When I look at it this way, I don’t feel bad, less than, or isolated anymore. I feel much more connected to the human race. This is a very important shift, because so much of my experience of depression and anxiety has arisen from feeling disconnected.
If this perspective sounds intriguing, there are a few things you can try to put it into action.
Shift the narrative
Rather than using phrases like “I have depression,” you can say “I’m experiencing depression.”
When I think about “having” depression, I imagine I’m carrying it around in a backpack on my back. When I think about experiencing it, I’m able to put the backpack down. It’s just passing by. It isn’t hitching a ride.
Just dropping that possessive can make a big difference. When I don’t identify with my mental health symptoms, they have less hold over me.
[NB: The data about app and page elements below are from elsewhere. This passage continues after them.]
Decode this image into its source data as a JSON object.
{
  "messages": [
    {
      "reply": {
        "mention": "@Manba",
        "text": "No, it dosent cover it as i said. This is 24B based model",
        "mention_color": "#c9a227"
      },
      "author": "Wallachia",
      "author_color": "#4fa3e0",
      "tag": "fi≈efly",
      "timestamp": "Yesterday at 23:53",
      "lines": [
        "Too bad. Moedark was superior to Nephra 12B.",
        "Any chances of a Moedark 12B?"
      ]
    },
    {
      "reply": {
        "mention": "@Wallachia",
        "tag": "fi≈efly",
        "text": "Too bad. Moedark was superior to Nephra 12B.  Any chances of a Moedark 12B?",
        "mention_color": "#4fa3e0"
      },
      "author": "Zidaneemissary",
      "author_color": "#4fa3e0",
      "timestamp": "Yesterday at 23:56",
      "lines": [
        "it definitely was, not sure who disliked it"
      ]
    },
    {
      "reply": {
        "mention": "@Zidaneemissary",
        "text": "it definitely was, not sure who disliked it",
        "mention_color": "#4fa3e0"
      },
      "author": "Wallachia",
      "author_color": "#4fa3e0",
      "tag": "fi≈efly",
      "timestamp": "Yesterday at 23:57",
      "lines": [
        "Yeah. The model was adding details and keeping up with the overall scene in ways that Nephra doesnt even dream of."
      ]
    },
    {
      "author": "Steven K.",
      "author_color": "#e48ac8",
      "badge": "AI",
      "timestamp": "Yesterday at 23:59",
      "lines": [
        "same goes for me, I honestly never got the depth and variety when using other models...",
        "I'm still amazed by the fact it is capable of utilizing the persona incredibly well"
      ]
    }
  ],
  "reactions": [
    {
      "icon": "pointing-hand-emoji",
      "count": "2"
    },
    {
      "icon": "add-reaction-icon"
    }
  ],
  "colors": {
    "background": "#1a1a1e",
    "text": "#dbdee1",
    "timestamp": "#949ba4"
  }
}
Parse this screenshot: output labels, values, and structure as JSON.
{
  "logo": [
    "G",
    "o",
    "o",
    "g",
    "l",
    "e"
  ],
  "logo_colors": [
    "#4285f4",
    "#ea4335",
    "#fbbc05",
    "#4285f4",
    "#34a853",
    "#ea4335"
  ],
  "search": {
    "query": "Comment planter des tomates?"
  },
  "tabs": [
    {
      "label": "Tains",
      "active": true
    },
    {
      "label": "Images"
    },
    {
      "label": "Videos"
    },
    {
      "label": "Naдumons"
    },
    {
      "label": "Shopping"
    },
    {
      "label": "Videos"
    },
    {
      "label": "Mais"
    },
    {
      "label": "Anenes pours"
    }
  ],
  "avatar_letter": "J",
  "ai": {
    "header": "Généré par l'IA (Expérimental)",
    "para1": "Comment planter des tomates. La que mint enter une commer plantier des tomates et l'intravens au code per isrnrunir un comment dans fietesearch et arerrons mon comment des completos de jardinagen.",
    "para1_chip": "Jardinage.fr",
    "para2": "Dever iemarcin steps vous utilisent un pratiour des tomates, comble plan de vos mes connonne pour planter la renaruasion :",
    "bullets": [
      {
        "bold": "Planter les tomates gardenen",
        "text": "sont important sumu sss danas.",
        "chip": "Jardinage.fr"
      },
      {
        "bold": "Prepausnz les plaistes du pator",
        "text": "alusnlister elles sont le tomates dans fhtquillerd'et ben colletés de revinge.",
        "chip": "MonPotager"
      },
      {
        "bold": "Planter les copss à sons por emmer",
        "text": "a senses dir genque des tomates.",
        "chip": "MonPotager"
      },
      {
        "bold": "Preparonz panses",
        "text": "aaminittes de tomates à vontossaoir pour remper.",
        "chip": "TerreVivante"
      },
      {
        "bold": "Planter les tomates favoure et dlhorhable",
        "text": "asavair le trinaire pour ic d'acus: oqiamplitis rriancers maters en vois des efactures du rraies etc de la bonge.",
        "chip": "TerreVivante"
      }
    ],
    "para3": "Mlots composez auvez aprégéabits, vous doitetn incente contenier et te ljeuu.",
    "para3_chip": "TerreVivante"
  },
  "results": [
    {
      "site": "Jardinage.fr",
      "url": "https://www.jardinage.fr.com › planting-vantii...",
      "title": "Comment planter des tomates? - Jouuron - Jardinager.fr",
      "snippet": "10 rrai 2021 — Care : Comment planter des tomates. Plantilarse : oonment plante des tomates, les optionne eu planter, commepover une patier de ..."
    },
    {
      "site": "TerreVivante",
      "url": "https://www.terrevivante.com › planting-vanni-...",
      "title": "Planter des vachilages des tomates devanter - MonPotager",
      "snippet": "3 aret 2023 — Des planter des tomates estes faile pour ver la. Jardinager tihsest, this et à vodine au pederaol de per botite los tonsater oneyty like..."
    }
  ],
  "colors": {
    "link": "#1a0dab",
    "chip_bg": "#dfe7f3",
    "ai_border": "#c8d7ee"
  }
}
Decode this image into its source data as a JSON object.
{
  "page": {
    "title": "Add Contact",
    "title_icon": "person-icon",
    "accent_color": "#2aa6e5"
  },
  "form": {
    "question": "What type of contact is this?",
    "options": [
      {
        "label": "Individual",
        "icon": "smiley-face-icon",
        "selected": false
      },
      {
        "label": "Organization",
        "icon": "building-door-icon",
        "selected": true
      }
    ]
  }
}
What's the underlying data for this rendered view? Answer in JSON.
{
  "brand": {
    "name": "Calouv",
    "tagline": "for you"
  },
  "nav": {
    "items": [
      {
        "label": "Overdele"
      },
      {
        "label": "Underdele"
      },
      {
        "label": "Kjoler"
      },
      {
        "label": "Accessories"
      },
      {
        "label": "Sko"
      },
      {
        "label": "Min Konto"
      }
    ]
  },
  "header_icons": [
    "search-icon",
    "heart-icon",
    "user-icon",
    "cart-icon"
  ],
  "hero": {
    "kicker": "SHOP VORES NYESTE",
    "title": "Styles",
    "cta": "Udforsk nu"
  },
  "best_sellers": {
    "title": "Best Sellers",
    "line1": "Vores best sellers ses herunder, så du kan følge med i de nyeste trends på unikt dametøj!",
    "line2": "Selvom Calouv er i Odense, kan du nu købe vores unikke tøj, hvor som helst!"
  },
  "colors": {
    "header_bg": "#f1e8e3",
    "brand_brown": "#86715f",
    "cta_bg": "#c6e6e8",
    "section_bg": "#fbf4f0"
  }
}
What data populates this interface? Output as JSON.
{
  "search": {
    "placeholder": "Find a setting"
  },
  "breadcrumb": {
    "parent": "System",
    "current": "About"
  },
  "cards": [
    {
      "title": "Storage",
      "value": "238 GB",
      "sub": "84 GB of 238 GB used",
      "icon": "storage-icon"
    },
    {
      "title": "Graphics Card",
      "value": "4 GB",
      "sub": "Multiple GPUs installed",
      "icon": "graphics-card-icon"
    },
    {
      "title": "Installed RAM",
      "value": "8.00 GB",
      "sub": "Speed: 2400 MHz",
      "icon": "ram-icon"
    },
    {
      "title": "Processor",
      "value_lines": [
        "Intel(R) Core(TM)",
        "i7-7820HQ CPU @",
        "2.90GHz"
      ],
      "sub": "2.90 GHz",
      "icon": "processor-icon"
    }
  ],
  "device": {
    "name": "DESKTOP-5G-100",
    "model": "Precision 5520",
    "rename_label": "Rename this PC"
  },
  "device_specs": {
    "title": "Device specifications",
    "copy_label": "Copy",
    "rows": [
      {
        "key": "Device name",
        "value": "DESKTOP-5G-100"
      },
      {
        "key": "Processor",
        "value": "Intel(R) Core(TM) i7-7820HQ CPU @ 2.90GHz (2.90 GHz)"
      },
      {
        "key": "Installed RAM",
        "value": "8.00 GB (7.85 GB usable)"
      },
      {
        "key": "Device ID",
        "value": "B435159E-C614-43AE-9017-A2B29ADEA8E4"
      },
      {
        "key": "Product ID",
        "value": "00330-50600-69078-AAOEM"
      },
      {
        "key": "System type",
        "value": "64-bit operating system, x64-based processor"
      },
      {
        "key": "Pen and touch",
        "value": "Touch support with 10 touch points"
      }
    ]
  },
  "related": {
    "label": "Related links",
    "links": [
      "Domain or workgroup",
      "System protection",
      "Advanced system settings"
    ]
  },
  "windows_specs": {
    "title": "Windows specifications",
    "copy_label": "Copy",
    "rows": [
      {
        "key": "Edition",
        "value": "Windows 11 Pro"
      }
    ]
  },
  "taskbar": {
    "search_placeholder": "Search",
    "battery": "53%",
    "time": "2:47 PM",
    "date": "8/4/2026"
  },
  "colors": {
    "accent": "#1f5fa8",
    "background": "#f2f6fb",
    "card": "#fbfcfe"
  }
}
Even though it seems small, words have a lot of power.
Practice the third way
We automatically get propelled into fight or flight. It’s only natural. But we can consciously choose another option. That’s acceptance.
Acceptance and surrender are different from running away, because even in running away we’re still taking action. Surrender is so effective and so elusive because it is, in essence, nonaction. To surrender is to take your will out of the equation.
One way to do this is through accepting depression and anxiety as states of mind. Our state of mind is not who we are, and it can change.
This kind of surrender doesn’t mean we give up and crawl back into bed. It means we surrender our need to fix, to be different than we are, and can simply accept what we’re experiencing right now.
Another very tangible way to surrender, especially when experiencing anxiety, is to practice the tsunami method.
Ask for help
Asking for help is another form of surrender. Take it from a seasoned white-knuckler who used to avoid vulnerability at all costs.
When things get to be too much, sometimes reaching out is the only thing to do. There’s not a person on earth who’s too far gone for help, and there are millions of professionals, volunteers, and regular people who want to provide it.
After resisting reaching out for so many years, I decided to change my strategy.
When I did, a friend actually thanked me for reaching out to her. She told me it made her feel like she was doing something good, like she had a bigger purpose. I was relieved to hear that I hadn’t been a burden, and thrilled that she actually felt I had helped her, too.
I realized that holding back was keeping us from a closer connection. Once I exposed my vulnerabilities, that connection happened naturally.
In asking for help, not only are we allowing ourselves to be supported, but we’re also affirming the humanity of those we allow to help us. It’s a closed-loop system.
We simply can’t survive without each other, and expressing vulnerability breaks down the barriers between us.
Help is out there
If you or someone you know is in crisis and considering suicide or self-harm, please seek support:
- Call 911 or your local emergency services number.
- Call the National Suicide Prevention Lifeline at 800-273-8255.
- Text HOME to the Crisis Textline at 741741.
- Not in the United States? Find a helpline in your country with Befrienders Worldwide.
While you wait for help to arrive, stay with them and remove any weapons or substances that can cause harm.
If you are not in the same household, stay on the phone with them until help arrives.
Crystal Hoshaw is a mother, writer, and longtime yoga practitioner. She has taught in private studios, gyms, and in one-on-one settings in Los Angeles, Thailand, and the San Francisco Bay Area. She shares mindful strategies for anxiety through online courses. You can find her on Instagram.